Aggressive driving is a severe problem in the United States. It is a real issue that causes dangerous driving behavior, leading to risky road violations, such as speeding or running a red light. Driving with emotion-driven aggression can cause fatal collisions.
Aggressive driving habits contribute to 56% of fatal road accidents. Sometimes, minor collisions could lead to road rage, escalating into hostile altercations and physical harm.
The AAA Foundation for Traffic Safety’s study reviewed 10,000 road rage cases. After examining them, they determined that around 218 incidents resulted in death, while 12,610 led to injuries.
The scary part of these cases was why the involved parties started the conflict. Their fights usually started with something as trivial as tailgating or not allowing them to pass.

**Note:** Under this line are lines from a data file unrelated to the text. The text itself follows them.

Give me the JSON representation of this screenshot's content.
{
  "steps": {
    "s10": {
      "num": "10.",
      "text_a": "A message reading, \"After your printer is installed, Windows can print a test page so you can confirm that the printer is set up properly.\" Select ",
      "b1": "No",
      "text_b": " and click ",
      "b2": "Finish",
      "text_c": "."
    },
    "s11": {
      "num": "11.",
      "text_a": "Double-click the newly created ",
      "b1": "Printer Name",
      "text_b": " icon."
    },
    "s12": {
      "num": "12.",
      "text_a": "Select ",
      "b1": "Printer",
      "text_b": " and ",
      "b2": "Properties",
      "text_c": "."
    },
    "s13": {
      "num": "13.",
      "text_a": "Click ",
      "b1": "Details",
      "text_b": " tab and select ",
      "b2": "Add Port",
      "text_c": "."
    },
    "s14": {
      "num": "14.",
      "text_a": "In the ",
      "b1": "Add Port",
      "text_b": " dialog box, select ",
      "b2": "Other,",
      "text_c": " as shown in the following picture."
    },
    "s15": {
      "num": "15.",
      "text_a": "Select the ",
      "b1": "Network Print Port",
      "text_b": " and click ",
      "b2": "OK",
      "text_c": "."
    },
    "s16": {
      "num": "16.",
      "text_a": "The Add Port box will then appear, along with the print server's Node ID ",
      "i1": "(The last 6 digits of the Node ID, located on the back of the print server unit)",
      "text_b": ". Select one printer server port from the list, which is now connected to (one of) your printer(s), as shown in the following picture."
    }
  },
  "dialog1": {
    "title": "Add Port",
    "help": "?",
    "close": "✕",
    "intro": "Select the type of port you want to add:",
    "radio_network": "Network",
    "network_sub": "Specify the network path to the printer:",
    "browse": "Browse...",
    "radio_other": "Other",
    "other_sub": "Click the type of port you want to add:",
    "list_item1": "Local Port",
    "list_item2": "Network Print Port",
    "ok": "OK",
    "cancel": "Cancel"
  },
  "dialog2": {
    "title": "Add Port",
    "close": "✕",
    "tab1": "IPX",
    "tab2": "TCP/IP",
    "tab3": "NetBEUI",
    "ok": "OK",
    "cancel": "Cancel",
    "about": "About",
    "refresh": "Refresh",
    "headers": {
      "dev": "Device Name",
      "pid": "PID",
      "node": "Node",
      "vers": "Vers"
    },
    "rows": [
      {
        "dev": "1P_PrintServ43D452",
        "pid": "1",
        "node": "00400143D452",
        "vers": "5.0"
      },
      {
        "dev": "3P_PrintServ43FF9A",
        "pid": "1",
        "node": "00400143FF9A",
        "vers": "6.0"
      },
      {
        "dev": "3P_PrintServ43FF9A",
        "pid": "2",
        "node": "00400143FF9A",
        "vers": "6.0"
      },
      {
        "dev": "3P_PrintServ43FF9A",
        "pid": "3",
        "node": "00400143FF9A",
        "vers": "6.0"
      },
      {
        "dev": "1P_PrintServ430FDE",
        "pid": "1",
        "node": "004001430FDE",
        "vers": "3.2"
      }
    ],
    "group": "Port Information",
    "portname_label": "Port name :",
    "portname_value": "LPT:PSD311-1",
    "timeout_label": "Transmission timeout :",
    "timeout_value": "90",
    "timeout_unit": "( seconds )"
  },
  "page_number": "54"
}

Authorities highly discourage aggressive driving behavior. Anyone could become a victim or perpetrator of a crime because of road or traffic problems.
What should I do in the face of aggressive road behavior?
If you face an aggressive driver, you should prioritize your safety. Retaliating could lead to disputes, which could quickly escalate and put you or others in danger. You could practice the following measures if you face an aggressive driver:
- Avoid offending them. Specific driving behaviors could agitate them more, such as tailgating or cutting them off. Drive defensively and avoid getting their attention to protect yourself.
- Do not get emotional or engage with them. Stay away from them to prevent colliding with their vehicle, especially if they are driving erratically.
- Check your attitude and relax. Sometimes, you must step back to assess the situation. Do not let your emotions risk your safety.
If they target you, you could call the authorities for help instead of dealing with the situation alone.
Your safety is your priority
One driving mistake could put yourself and your passengers in harm’s way. Engaging with an aggressive driver is not worth the danger, especially if you have family and friends in your vehicle. Letting them pass and controlling your impulses could save a life.